And District Attorney Brooke Jenkins, who vowed to address the city’s visible drug markets after she took office last year, pointed the finger at other members of the city’s criminal justice system for allowing accused drug dealers to leave jail before trial.
Jenkins said police officers are arresting people on suspicion of dealing drugs only to have them walk free despite her office’s pleas to detain them as they await trial.
“The police have to arrest the same person four times before the court will agree to hold them,” Jenkins said. “The judges are ignoring it … I think it’s going to take to the community of San Francisco getting more involved in overseeing what’s going on in these courtrooms.”
Hosted by the nonprofit St. Anthony’s and moderated by addiction-recovery activist Tom Wolf, the panel, called in response to a shooting that happened in July, featured Jenkins, police Chief Bill Scott and Sheriff Paul Miyamoto.
San Francisco police have made an increased number of drug-dealing-related arrests this year while Gov. Gavin Newsom deployed the California Highway Patrol and the National Guard to the Tenderloin in April. But residents say they’ve seen little progress in reining in drug use and related crimes.
Many attendees at Thursday night’s forum—including a young girl who said she was afraid to go on walks around her house—asked what it would take to see progress in the neighborhood.
“It's really frustrating because I go to school in Pacific Heights,” the girl said, “and my friends in Pacific Heights, they can go on walks.”
Scott said his officers’ arrests often just push criminal activity to other parts of the neighborhood. And he acknowledged that to make progress on a complex issue such as addiction, law enforcement and social services need to work hand-in-hand.

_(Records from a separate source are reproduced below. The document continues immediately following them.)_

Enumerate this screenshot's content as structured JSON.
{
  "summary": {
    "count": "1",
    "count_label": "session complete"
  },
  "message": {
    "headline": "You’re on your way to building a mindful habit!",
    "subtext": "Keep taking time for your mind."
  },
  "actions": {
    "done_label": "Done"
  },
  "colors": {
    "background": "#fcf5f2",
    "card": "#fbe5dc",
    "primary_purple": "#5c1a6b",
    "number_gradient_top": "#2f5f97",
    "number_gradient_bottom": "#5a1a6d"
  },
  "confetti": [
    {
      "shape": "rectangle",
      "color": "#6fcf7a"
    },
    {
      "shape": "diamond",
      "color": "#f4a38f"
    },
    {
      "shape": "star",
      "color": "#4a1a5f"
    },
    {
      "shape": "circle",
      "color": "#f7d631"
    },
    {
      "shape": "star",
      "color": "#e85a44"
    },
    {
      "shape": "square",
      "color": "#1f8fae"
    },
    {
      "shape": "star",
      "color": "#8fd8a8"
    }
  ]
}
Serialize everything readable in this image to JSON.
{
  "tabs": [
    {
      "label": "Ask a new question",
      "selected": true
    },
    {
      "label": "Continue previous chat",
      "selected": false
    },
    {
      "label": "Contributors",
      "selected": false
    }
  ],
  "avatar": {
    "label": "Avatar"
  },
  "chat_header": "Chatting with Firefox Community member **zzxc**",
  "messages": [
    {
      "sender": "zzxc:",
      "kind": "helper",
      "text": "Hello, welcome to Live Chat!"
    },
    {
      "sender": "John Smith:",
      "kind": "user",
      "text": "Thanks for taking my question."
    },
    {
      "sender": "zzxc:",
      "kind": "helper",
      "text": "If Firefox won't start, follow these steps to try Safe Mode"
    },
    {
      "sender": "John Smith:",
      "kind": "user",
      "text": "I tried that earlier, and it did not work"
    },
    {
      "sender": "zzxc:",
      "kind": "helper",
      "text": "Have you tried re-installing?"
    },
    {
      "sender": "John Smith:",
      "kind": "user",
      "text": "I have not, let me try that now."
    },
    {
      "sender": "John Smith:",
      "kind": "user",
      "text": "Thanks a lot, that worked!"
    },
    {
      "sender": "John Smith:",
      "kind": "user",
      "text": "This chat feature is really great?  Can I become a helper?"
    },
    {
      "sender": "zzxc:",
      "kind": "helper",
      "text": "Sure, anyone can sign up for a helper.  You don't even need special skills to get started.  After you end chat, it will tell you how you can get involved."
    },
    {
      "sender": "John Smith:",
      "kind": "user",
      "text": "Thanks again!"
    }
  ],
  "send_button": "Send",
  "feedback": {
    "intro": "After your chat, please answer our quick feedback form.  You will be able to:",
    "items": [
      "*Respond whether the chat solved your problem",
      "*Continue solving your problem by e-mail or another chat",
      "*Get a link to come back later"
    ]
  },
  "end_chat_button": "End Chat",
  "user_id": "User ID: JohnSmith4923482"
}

In June, the city launched an interagency hub called the Drug Market Agency Coordination Center to bring together public health officials, police and the Department of Emergency Management to address the city’s drug crisis, which has taken over 400 lives this year and has devastated some local businesses.
Mark Mazza, who works on the front lines of the drug and homelessness crisis for the city’s Department of Emergency Management, said the coordination center marks the first time those city divisions are working together and said he was optimistic that progress would be made through that kind of collaboration.
“City departments working together is a new thing,” he said. “We’re not going to arrest our way out of this, and we’re not going to house our way out of this unless public health has a firm place in this plan.”
St. Anthony’s CEO Nils Behnke said he hoped for the panel to reconvene in three months to take account of any progress—or take public accountability for the lack thereof.
David Sjostedt can be reached at email@example.com